> **Exercise aim**
The word "time" occurs in some lines of the data. Return each such line.

> **Supplied entries**
>>

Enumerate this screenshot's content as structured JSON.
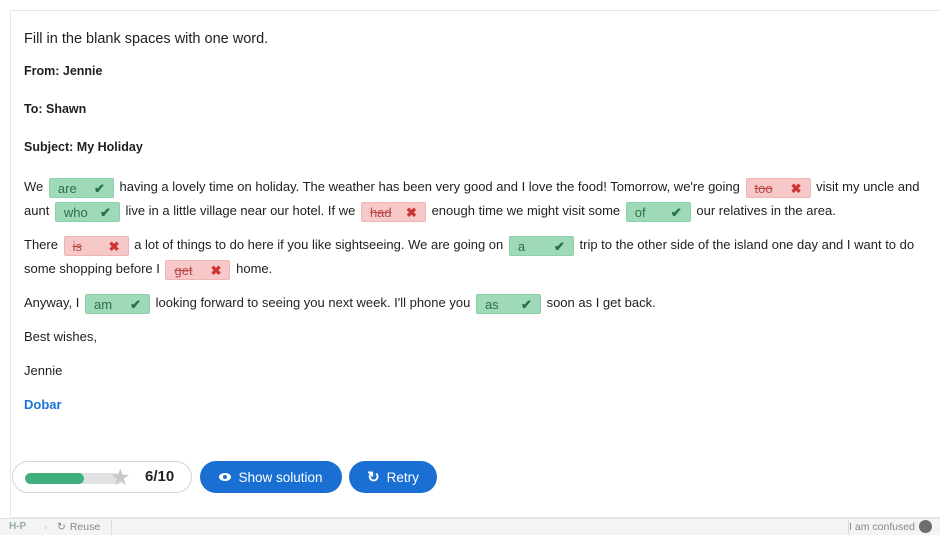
{
  "instruction": "Fill in the blank spaces with one word.",
  "email": {
    "from": "From: Jennie",
    "to": "To: Shawn",
    "subject": "Subject: My Holiday"
  },
  "para1": {
    "t1": "We ",
    "b1": "are",
    "t2": " having a lovely time on holiday. The weather has been very good and I love the food! Tomorrow, we're going ",
    "b2": "too",
    "t3": " visit my uncle and aunt ",
    "b3": "who",
    "t4": " live in a little village near our hotel. If we ",
    "b4": "had",
    "t5": " enough time we might visit some ",
    "b5": "of",
    "t6": " our relatives in the area."
  },
  "para2": {
    "t1": "There ",
    "b1": "is",
    "t2": " a lot of things to do here if you like sightseeing. We are going on ",
    "b2": "a",
    "t3": " trip to the other side of the island one day and I want to do some shopping before I ",
    "b3": "get",
    "t4": " home."
  },
  "para3": {
    "t1": "Anyway, I ",
    "b1": "am",
    "t2": " looking forward to seeing you next week. I'll phone you ",
    "b2": "as",
    "t3": " soon as I get back."
  },
  "closing": "Best wishes,",
  "signature": "Jennie",
  "feedback": "Dobar",
  "score": {
    "text": "6/10",
    "fraction": 0.6
  },
  "buttons": {
    "show_solution": "Show solution",
    "retry": "Retry"
  },
  "footer": {
    "h5p": "H-P",
    "reuse": "Reuse",
    "confused": "I am confused"
  },
  "colors": {
    "correct": "#9ed9b8",
    "wrong": "#f7c8c8",
    "button": "#1a6fd2",
    "progress": "#3fb07b"
  }
}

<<

> **Reply to the exercise**
    "t2": " having a lovely time on holiday. The weather has been very good and I love the food! Tomorrow, we're going ",
    "t5": " enough time we might visit some ",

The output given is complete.